Riley, the widow of Jeffrey Riley, filed her lawsuit against the defendant after her husband died from multiple myeloma, caused by exposure to toxic chemicals manufactured by Brenntag at the Armstrong facility where he worked. Brenntag was previously dismissed from the case.

The case was dismissed after preliminary objections by the defendants were sustained. The defendants argued that the claim was time-barred because the applicable statute of limitations had run. The court held that the statute began to run when Jeffrey Riley died on Nov. 1, 2012—33 months before Riley filed her lawsuit.

On appeal, Riley argued that the statute of limitations did not start running until the Supreme Court’s Tooey ruling came down.

Tooey clarified the scope of the Workers’ Compensation Act. Our Supreme Court held that the Workers’ Compensation Act’s exclusivity provision does not cover an occupational disease-based disability that manifests over 300 weeks after the last occupational exposure,” Olson wrote in the court’s opinion. “Contrary to appellant’s arguments, Tooey did not create a new cause of action nor did the Workers’ Compensation Act previously bar appellant’s claims. Instead, our Supreme Court clarified the scope of the Workers’ Compensation Act’s exclusivity provision, which had not changed. Moreover, Tooey did not overturn prior decisions of our Supreme Court. Instead, it overturned prior decisions of this court.”

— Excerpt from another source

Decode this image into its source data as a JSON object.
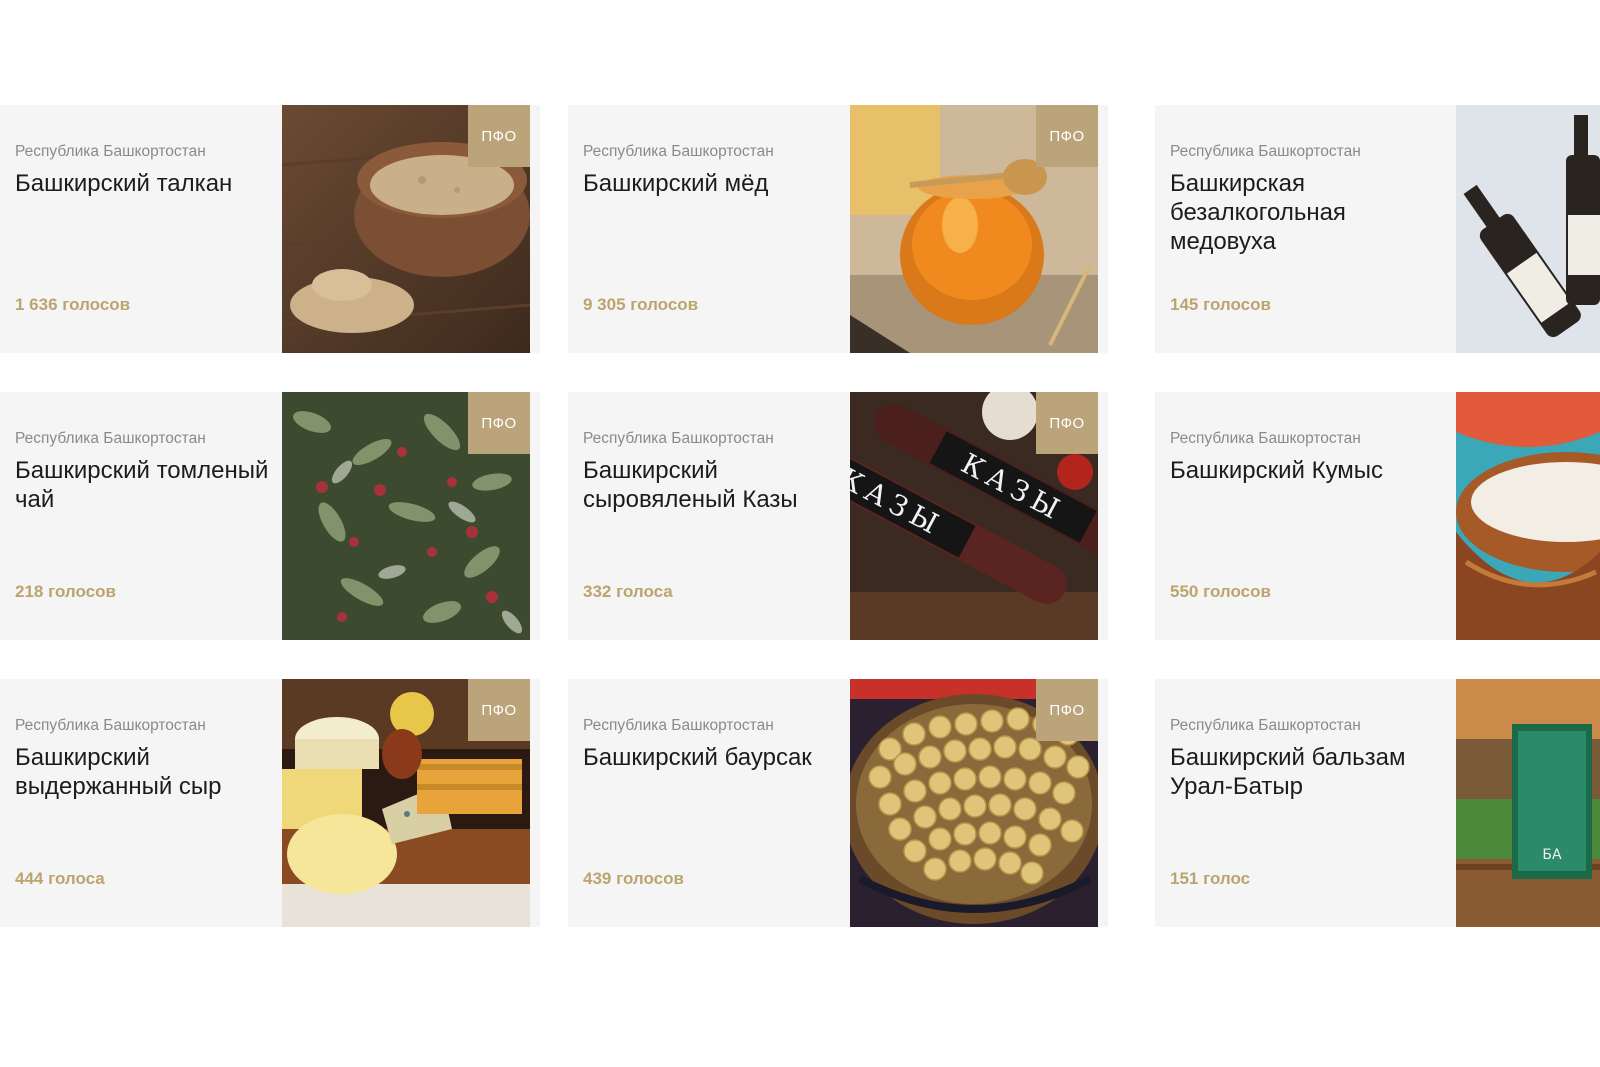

Olson added, “Appellant could have filed her lawsuit within two years of Riley’s death and argued that the Workers’ Compensation Act’s exclusivity provision did not bar her claims. Many plaintiffs throughout our commonwealth, including Tooey, filed such suits and argued that this court’s prior interpretation of the Workers’ Compensation Act was incorrect. Appellant failed to do so, and our Supreme Court’s Tooey decision did not extend the statute of limitations for her survival and wrongful death claims.”

Todd Mosser of Mosser Legal in Philadelphia represents Riley and did not return a call seeking comment.

George C. Werner of Barley Snyder in Lancaster represents Armstrong and also did not return a call seeking comment.

(Copies of the five-page opinion in Riley v. Armstrong World Industries, PICS No. 18-1428, are available at http://at.law.com/PICS.)